The are pockets of White-tailed Deer in various places around the Dallas/Fort Worth Metroplex. In some of these places the population density of deer is beginning to rise. But urban White-tailed Deer are not always easy to observe, regardless of how many deer a parcel of land supports.
Many different factors influence whether you will see deer or not. The time of day, the weather, the time of year, and proximity to human activity can all make a difference.
When deer are present on a property it is usually not hard to recognize. In places where there are a lot of deer, there will be distinct and well-worn game trails crisscrossing the property. In other locations with fewer deer, careful searches for tracks or droppings will be required for verification.
Once you have determined a park or preserve has a population of deer, the next step is to try to observe them in person. Like I mentioned earlier, this is not always easy. It can be hit and miss. Some days I won’t see a single deer even in places I know are loaded with them. On other days I spot a whitetail every time I turn around. In late October 2013 I had just such a day.
The morning started with a slightly macabre find. The trail I was walking on was littered with the partial skeletal remains of a White-tailed Deer. I had been by this way just a couple of weeks earlier and there were no bones at that time. These remains were relatively fresh.
Continuing down the trail, I came face to face with this fine young buck just a few steps further on.
Later that morning I was alerted early to the approach of a small herd of deer. I had just enough time to take cover before the deer arrived and strolled single file past my position at very close range. This was an exciting observation!
A little further south and I came across my second set of skeletal remains of the day. These bones were still moist and greasy indicating a recent death. Some had clearly been chewed on and crushed in powerful jaws.
Now you maybe wondering what kind of predator can regularly take down and feed on full grown white-tailed Deer. In all likelihood there is no such predator in North Texas. It is far more likely that these deer were killed by accidents, and our more common predators—like Coyotes—carried away pieces of the carcasses to feed on in less exposed places. That would best account for the incomplete and scattered nature of the skeletal remains I found.

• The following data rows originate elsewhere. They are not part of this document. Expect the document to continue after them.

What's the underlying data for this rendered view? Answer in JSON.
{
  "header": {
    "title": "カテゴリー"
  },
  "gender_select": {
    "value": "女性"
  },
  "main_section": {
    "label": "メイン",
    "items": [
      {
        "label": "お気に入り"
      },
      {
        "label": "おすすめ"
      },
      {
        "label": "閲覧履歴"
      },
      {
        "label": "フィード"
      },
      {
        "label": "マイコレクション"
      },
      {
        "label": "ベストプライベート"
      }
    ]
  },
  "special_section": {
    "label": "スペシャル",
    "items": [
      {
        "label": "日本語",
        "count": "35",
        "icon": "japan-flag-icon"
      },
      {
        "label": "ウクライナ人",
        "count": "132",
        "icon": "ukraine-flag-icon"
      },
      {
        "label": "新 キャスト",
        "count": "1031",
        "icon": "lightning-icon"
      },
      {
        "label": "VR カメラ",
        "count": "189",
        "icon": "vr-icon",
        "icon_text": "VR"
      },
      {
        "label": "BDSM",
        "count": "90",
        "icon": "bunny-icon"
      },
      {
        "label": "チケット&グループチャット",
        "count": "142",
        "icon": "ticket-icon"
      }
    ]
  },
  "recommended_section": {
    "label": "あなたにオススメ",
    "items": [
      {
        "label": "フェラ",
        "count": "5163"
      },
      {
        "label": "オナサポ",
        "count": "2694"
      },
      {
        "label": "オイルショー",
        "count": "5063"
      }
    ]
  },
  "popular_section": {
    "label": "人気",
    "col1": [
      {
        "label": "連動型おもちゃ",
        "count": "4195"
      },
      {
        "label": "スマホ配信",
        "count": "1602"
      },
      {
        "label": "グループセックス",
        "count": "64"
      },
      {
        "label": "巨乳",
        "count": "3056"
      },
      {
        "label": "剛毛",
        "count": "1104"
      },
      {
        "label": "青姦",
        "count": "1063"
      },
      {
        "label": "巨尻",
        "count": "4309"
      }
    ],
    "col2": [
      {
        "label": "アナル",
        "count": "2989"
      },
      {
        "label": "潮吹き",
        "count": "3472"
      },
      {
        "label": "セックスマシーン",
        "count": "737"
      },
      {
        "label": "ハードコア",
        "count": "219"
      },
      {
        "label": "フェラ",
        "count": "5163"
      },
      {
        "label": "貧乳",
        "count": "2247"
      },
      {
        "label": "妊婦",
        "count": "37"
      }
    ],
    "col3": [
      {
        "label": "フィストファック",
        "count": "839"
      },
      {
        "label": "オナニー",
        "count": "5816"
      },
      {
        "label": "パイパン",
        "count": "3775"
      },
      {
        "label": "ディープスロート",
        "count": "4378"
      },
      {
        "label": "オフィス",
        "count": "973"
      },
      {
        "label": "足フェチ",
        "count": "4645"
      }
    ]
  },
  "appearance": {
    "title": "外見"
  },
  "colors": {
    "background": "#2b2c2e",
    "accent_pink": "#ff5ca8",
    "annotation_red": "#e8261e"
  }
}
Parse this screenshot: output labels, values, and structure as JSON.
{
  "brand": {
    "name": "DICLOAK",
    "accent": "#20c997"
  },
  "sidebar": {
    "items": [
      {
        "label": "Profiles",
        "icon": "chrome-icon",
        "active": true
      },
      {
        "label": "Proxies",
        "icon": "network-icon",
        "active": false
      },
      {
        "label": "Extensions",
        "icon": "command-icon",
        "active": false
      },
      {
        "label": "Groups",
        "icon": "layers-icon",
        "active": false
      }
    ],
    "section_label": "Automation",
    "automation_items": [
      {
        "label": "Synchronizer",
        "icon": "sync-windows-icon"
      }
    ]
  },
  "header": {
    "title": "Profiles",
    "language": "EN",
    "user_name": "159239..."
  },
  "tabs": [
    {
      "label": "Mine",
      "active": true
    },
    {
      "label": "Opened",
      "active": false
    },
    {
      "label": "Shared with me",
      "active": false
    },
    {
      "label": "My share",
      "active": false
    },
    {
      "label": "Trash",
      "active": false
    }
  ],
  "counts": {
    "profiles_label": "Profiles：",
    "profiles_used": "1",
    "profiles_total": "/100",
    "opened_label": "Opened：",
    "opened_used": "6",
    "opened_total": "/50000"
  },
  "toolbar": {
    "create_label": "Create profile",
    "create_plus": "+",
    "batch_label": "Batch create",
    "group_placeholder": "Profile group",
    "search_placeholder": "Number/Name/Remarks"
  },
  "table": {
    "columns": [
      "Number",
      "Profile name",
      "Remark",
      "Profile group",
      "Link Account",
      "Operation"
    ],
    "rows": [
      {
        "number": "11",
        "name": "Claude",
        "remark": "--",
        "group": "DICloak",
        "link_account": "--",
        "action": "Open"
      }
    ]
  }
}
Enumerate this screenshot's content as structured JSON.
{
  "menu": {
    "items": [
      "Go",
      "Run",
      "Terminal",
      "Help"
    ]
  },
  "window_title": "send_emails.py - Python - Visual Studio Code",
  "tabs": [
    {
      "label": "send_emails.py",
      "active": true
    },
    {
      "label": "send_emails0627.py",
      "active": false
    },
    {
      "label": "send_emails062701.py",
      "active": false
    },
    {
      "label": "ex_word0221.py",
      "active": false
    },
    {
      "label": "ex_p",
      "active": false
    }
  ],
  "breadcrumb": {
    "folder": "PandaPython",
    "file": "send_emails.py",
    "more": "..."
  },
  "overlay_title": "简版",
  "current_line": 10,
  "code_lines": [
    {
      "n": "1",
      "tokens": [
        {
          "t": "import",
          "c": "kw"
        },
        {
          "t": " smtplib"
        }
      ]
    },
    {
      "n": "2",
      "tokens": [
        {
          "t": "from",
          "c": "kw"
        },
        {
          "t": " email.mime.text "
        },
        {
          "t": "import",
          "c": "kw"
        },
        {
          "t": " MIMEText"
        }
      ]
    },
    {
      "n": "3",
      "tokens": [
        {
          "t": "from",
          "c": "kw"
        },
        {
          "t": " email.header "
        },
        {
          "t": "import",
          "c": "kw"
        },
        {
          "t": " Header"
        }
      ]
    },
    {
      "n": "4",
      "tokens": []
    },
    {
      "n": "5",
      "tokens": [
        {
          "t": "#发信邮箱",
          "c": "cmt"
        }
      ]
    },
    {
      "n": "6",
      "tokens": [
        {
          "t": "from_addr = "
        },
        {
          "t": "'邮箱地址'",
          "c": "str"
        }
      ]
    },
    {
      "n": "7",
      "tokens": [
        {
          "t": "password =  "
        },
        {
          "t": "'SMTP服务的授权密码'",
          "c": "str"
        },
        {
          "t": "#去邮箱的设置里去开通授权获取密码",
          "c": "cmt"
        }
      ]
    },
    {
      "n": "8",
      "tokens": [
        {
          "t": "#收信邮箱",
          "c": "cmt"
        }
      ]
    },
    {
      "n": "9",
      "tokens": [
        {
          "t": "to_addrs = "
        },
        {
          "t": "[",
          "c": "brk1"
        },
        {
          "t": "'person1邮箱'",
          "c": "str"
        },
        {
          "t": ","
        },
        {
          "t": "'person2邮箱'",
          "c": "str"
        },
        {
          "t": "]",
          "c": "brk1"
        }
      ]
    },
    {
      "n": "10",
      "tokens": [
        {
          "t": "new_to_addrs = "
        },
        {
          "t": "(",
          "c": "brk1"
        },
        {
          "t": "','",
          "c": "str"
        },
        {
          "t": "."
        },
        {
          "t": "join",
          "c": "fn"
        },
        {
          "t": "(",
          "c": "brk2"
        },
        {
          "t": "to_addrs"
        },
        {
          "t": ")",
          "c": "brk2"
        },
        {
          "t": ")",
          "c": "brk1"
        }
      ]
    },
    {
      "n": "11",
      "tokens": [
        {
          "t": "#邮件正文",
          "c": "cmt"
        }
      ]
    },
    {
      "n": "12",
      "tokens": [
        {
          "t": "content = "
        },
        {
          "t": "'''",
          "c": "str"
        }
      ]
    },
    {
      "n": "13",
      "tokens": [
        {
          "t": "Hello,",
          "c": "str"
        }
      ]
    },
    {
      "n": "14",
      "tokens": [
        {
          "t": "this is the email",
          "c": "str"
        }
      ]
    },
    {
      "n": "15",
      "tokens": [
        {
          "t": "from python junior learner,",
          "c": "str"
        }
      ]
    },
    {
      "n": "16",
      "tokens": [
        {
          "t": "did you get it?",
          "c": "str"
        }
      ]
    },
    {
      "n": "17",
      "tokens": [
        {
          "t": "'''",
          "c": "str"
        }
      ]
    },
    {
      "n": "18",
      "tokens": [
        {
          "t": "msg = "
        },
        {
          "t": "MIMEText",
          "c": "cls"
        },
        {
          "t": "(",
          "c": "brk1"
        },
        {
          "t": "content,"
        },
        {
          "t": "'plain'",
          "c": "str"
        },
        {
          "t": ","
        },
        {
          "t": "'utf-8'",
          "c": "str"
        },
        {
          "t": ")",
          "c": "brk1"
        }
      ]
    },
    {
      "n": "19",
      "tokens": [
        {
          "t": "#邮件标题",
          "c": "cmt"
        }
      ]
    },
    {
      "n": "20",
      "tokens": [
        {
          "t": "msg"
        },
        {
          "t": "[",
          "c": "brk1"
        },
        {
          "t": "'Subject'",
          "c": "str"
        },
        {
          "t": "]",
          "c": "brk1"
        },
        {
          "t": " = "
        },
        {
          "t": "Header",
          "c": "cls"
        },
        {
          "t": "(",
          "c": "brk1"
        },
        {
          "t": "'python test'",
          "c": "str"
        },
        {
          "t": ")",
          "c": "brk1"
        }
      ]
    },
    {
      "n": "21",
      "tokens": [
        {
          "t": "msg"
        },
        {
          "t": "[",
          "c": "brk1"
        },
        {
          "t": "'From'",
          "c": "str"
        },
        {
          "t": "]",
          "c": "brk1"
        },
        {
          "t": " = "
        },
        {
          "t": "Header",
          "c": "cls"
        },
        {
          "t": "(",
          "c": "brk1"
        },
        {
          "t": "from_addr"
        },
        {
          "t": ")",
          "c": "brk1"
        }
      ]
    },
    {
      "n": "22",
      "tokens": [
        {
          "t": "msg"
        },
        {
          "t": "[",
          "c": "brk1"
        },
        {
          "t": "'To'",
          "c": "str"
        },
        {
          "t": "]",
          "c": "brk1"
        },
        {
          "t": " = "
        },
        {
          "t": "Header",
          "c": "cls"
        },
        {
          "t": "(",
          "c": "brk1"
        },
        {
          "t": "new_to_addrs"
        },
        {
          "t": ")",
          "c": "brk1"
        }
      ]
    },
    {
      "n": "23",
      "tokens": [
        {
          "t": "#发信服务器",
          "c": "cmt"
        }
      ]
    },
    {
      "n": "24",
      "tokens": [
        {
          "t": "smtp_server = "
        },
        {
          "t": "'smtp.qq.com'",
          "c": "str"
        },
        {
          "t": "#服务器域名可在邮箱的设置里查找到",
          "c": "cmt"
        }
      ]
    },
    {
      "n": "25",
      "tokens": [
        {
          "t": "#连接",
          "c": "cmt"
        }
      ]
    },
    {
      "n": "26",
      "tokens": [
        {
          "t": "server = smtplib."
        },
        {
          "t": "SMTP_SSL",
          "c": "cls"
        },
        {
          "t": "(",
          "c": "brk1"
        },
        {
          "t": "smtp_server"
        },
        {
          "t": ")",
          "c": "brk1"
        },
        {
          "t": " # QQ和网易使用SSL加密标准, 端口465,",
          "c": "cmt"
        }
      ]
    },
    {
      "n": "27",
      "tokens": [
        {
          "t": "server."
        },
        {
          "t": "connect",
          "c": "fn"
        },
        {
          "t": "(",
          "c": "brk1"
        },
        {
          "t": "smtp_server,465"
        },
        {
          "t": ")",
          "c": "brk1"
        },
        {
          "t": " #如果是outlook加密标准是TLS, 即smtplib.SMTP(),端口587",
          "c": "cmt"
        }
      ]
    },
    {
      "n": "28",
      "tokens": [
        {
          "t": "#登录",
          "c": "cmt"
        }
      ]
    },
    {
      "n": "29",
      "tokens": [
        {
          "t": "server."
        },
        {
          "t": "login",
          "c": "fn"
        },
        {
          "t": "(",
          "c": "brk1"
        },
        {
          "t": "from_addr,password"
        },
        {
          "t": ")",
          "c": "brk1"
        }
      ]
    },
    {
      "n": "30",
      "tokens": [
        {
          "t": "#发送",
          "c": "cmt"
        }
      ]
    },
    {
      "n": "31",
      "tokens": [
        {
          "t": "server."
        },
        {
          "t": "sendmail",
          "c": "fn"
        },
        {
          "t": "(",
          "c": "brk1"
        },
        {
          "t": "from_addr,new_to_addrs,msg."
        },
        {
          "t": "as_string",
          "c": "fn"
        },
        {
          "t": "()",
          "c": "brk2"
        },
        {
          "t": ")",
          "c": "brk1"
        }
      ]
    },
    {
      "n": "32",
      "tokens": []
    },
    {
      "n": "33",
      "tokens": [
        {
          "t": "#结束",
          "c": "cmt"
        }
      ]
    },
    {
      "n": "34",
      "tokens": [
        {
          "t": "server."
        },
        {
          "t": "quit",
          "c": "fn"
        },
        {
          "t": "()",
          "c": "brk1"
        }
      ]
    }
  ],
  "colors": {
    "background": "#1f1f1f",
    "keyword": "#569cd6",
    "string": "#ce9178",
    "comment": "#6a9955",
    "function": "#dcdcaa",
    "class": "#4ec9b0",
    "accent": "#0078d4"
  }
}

The deer on this property stayed active well into the afternoon. My last observation occurred as I was headed back to my car at around 12:30 pm. Three does crossed the railroad tracks only a short distance from where I was standing. Another exciting sighting!